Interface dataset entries
****************************************
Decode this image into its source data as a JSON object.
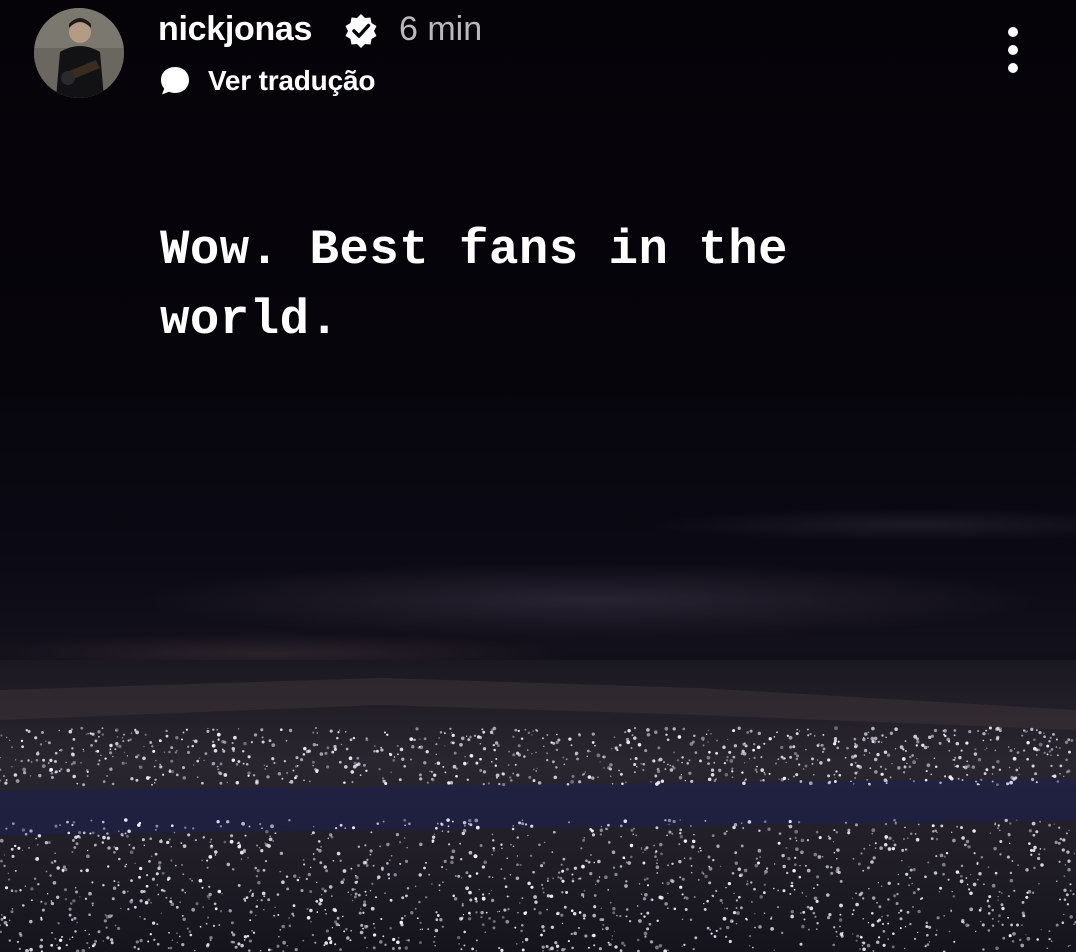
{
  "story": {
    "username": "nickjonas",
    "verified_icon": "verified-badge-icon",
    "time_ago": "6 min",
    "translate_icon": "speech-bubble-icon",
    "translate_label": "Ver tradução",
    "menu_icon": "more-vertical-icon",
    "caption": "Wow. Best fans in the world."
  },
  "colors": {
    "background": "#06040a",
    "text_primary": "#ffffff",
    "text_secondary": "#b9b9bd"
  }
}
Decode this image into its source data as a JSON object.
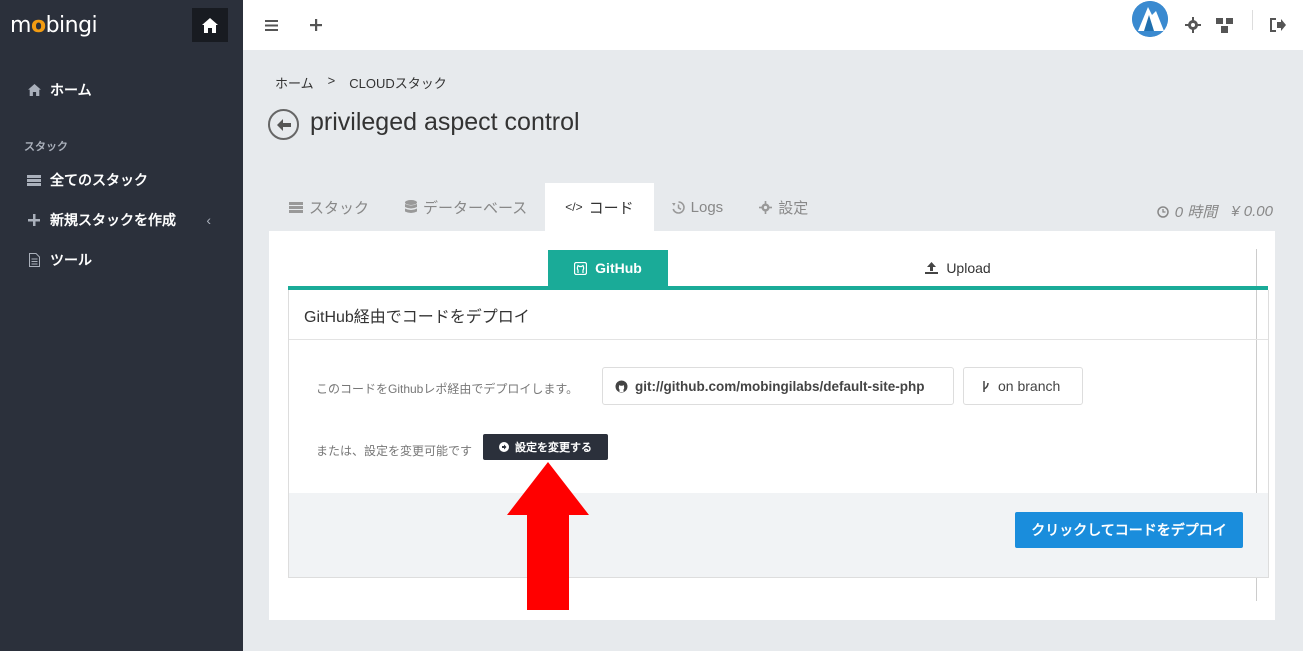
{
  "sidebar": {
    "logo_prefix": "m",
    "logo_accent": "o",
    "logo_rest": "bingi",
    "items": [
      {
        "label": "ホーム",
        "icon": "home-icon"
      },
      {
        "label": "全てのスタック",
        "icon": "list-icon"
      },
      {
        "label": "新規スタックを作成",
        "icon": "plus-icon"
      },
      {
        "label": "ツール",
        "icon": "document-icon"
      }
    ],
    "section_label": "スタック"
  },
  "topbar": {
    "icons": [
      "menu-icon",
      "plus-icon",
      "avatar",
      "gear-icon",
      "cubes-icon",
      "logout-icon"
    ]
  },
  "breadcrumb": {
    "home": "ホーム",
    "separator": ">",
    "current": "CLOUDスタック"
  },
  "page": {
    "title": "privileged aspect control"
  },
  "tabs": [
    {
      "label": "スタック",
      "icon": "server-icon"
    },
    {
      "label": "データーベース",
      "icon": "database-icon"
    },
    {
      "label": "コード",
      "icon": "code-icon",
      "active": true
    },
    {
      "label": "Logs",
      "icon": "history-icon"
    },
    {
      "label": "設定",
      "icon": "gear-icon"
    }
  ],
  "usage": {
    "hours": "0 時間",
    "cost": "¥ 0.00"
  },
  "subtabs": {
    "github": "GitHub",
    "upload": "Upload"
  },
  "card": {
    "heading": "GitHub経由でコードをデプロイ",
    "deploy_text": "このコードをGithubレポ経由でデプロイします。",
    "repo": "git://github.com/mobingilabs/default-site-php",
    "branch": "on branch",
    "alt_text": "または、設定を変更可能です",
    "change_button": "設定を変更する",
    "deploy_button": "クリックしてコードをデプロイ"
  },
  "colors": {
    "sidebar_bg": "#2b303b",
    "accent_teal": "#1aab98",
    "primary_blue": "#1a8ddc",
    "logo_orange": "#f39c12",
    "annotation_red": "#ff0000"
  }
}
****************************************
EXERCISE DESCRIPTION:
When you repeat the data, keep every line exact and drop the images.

TASK OUTPUT:
Decode this image into its source data as a JSON object.
{
  "story": {
    "username": "nickjonas",
    "verified_icon": "verified-badge-icon",
    "time_ago": "6 min",
    "translate_icon": "speech-bubble-icon",
    "translate_label": "Ver tradução",
    "menu_icon": "more-vertical-icon",
    "caption": "Wow. Best fans in the world."
  },
  "colors": {
    "background": "#06040a",
    "text_primary": "#ffffff",
    "text_secondary": "#b9b9bd"
  }
}
Decode this image into its source data as a JSON object.
{
  "sidebar": {
    "logo_prefix": "m",
    "logo_accent": "o",
    "logo_rest": "bingi",
    "items": [
      {
        "label": "ホーム",
        "icon": "home-icon"
      },
      {
        "label": "全てのスタック",
        "icon": "list-icon"
      },
      {
        "label": "新規スタックを作成",
        "icon": "plus-icon"
      },
      {
        "label": "ツール",
        "icon": "document-icon"
      }
    ],
    "section_label": "スタック"
  },
  "topbar": {
    "icons": [
      "menu-icon",
      "plus-icon",
      "avatar",
      "gear-icon",
      "cubes-icon",
      "logout-icon"
    ]
  },
  "breadcrumb": {
    "home": "ホーム",
    "separator": ">",
    "current": "CLOUDスタック"
  },
  "page": {
    "title": "privileged aspect control"
  },
  "tabs": [
    {
      "label": "スタック",
      "icon": "server-icon"
    },
    {
      "label": "データーベース",
      "icon": "database-icon"
    },
    {
      "label": "コード",
      "icon": "code-icon",
      "active": true
    },
    {
      "label": "Logs",
      "icon": "history-icon"
    },
    {
      "label": "設定",
      "icon": "gear-icon"
    }
  ],
  "usage": {
    "hours": "0 時間",
    "cost": "¥ 0.00"
  },
  "subtabs": {
    "github": "GitHub",
    "upload": "Upload"
  },
  "card": {
    "heading": "GitHub経由でコードをデプロイ",
    "deploy_text": "このコードをGithubレポ経由でデプロイします。",
    "repo": "git://github.com/mobingilabs/default-site-php",
    "branch": "on branch",
    "alt_text": "または、設定を変更可能です",
    "change_button": "設定を変更する",
    "deploy_button": "クリックしてコードをデプロイ"
  },
  "colors": {
    "sidebar_bg": "#2b303b",
    "accent_teal": "#1aab98",
    "primary_blue": "#1a8ddc",
    "logo_orange": "#f39c12",
    "annotation_red": "#ff0000"
  }
}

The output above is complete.